WHAT IS BEING ASKED: Every entry must be set down exactly in the answer; no pictures should appear.

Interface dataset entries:
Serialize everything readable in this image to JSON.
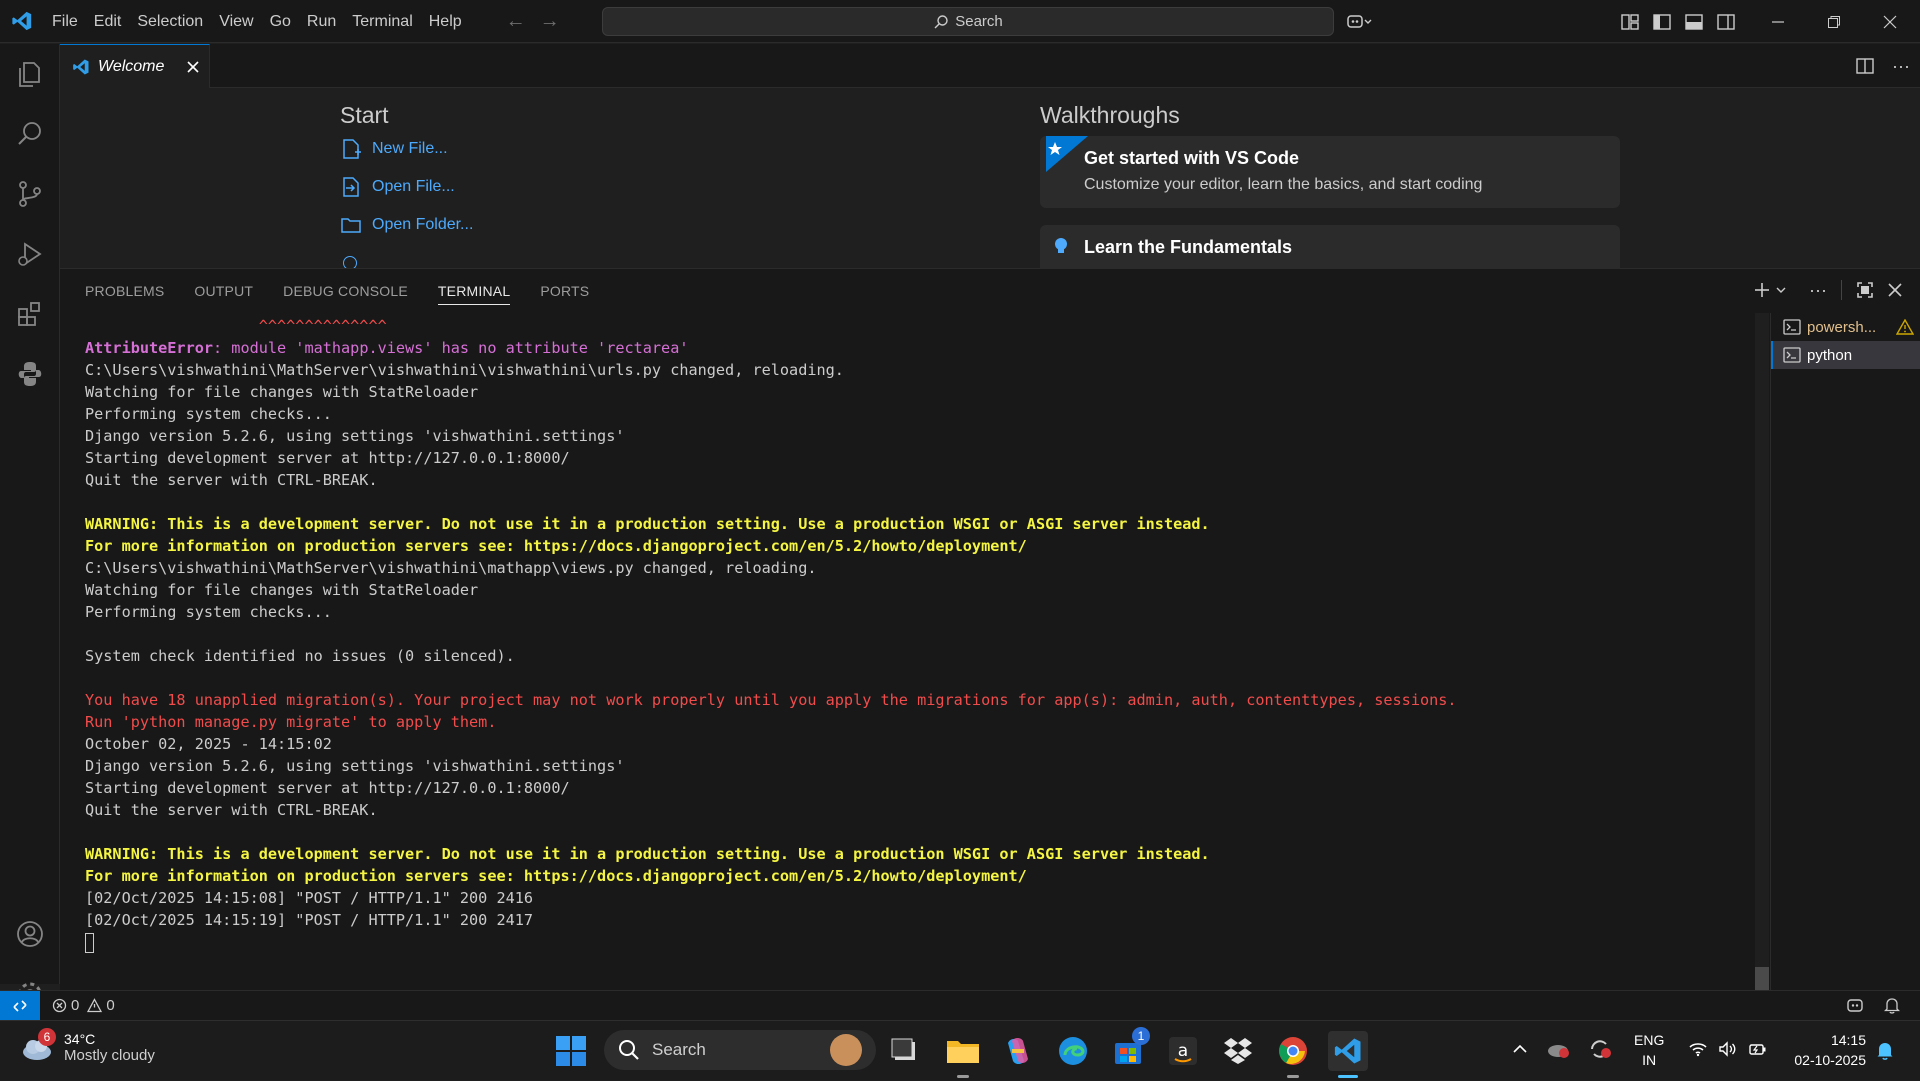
{
  "titlebar": {
    "menu": [
      "File",
      "Edit",
      "Selection",
      "View",
      "Go",
      "Run",
      "Terminal",
      "Help"
    ],
    "search_label": "Search"
  },
  "editor": {
    "tab_label": "Welcome",
    "start_title": "Start",
    "start_links": [
      "New File...",
      "Open File...",
      "Open Folder..."
    ],
    "walkthroughs_title": "Walkthroughs",
    "walkthroughs": [
      {
        "title": "Get started with VS Code",
        "desc": "Customize your editor, learn the basics, and start coding"
      },
      {
        "title": "Learn the Fundamentals",
        "desc": ""
      }
    ]
  },
  "panel": {
    "tabs": [
      "PROBLEMS",
      "OUTPUT",
      "DEBUG CONSOLE",
      "TERMINAL",
      "PORTS"
    ],
    "active_tab": "TERMINAL",
    "terminals": [
      "powersh...",
      "python"
    ],
    "lines": {
      "carets": "                   ^^^^^^^^^^^^^^",
      "err_name": "AttributeError",
      "err_msg": ": module 'mathapp.views' has no attribute 'rectarea'",
      "l1": "C:\\Users\\vishwathini\\MathServer\\vishwathini\\vishwathini\\urls.py changed, reloading.",
      "l2": "Watching for file changes with StatReloader",
      "l3": "Performing system checks...",
      "l4": "Django version 5.2.6, using settings 'vishwathini.settings'",
      "l5": "Starting development server at http://127.0.0.1:8000/",
      "l6": "Quit the server with CTRL-BREAK.",
      "w1": "WARNING: This is a development server. Do not use it in a production setting. Use a production WSGI or ASGI server instead.",
      "w2": "For more information on production servers see: https://docs.djangoproject.com/en/5.2/howto/deployment/",
      "l7": "C:\\Users\\vishwathini\\MathServer\\vishwathini\\mathapp\\views.py changed, reloading.",
      "l8": "Watching for file changes with StatReloader",
      "l9": "Performing system checks...",
      "l10": "System check identified no issues (0 silenced).",
      "m1": "You have 18 unapplied migration(s). Your project may not work properly until you apply the migrations for app(s): admin, auth, contenttypes, sessions.",
      "m2": "Run 'python manage.py migrate' to apply them.",
      "l11": "October 02, 2025 - 14:15:02",
      "l12": "Django version 5.2.6, using settings 'vishwathini.settings'",
      "l13": "Starting development server at http://127.0.0.1:8000/",
      "l14": "Quit the server with CTRL-BREAK.",
      "w3": "WARNING: This is a development server. Do not use it in a production setting. Use a production WSGI or ASGI server instead.",
      "w4": "For more information on production servers see: https://docs.djangoproject.com/en/5.2/howto/deployment/",
      "p1": "[02/Oct/2025 14:15:08] \"POST / HTTP/1.1\" 200 2416",
      "p2": "[02/Oct/2025 14:15:19] \"POST / HTTP/1.1\" 200 2417"
    }
  },
  "statusbar": {
    "errors": "0",
    "warnings": "0"
  },
  "taskbar": {
    "weather_badge": "6",
    "temperature": "34°C",
    "weather": "Mostly cloudy",
    "search_label": "Search",
    "store_badge": "1",
    "lang_line1": "ENG",
    "lang_line2": "IN",
    "time": "14:15",
    "date": "02-10-2025"
  },
  "colors": {
    "accent": "#0078d4",
    "link": "#4daafc",
    "error_red": "#f14c4c",
    "warning_yellow": "#f5f543"
  }
}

SOLUTION FOR THIS EXERCISE:
Serialize everything readable in this image to JSON.
{
  "titlebar": {
    "menu": [
      "File",
      "Edit",
      "Selection",
      "View",
      "Go",
      "Run",
      "Terminal",
      "Help"
    ],
    "search_label": "Search"
  },
  "editor": {
    "tab_label": "Welcome",
    "start_title": "Start",
    "start_links": [
      "New File...",
      "Open File...",
      "Open Folder..."
    ],
    "walkthroughs_title": "Walkthroughs",
    "walkthroughs": [
      {
        "title": "Get started with VS Code",
        "desc": "Customize your editor, learn the basics, and start coding"
      },
      {
        "title": "Learn the Fundamentals",
        "desc": ""
      }
    ]
  },
  "panel": {
    "tabs": [
      "PROBLEMS",
      "OUTPUT",
      "DEBUG CONSOLE",
      "TERMINAL",
      "PORTS"
    ],
    "active_tab": "TERMINAL",
    "terminals": [
      "powersh...",
      "python"
    ],
    "lines": {
      "carets": "                   ^^^^^^^^^^^^^^",
      "err_name": "AttributeError",
      "err_msg": ": module 'mathapp.views' has no attribute 'rectarea'",
      "l1": "C:\\Users\\vishwathini\\MathServer\\vishwathini\\vishwathini\\urls.py changed, reloading.",
      "l2": "Watching for file changes with StatReloader",
      "l3": "Performing system checks...",
      "l4": "Django version 5.2.6, using settings 'vishwathini.settings'",
      "l5": "Starting development server at http://127.0.0.1:8000/",
      "l6": "Quit the server with CTRL-BREAK.",
      "w1": "WARNING: This is a development server. Do not use it in a production setting. Use a production WSGI or ASGI server instead.",
      "w2": "For more information on production servers see: https://docs.djangoproject.com/en/5.2/howto/deployment/",
      "l7": "C:\\Users\\vishwathini\\MathServer\\vishwathini\\mathapp\\views.py changed, reloading.",
      "l8": "Watching for file changes with StatReloader",
      "l9": "Performing system checks...",
      "l10": "System check identified no issues (0 silenced).",
      "m1": "You have 18 unapplied migration(s). Your project may not work properly until you apply the migrations for app(s): admin, auth, contenttypes, sessions.",
      "m2": "Run 'python manage.py migrate' to apply them.",
      "l11": "October 02, 2025 - 14:15:02",
      "l12": "Django version 5.2.6, using settings 'vishwathini.settings'",
      "l13": "Starting development server at http://127.0.0.1:8000/",
      "l14": "Quit the server with CTRL-BREAK.",
      "w3": "WARNING: This is a development server. Do not use it in a production setting. Use a production WSGI or ASGI server instead.",
      "w4": "For more information on production servers see: https://docs.djangoproject.com/en/5.2/howto/deployment/",
      "p1": "[02/Oct/2025 14:15:08] \"POST / HTTP/1.1\" 200 2416",
      "p2": "[02/Oct/2025 14:15:19] \"POST / HTTP/1.1\" 200 2417"
    }
  },
  "statusbar": {
    "errors": "0",
    "warnings": "0"
  },
  "taskbar": {
    "weather_badge": "6",
    "temperature": "34°C",
    "weather": "Mostly cloudy",
    "search_label": "Search",
    "store_badge": "1",
    "lang_line1": "ENG",
    "lang_line2": "IN",
    "time": "14:15",
    "date": "02-10-2025"
  },
  "colors": {
    "accent": "#0078d4",
    "link": "#4daafc",
    "error_red": "#f14c4c",
    "warning_yellow": "#f5f543"
  }
}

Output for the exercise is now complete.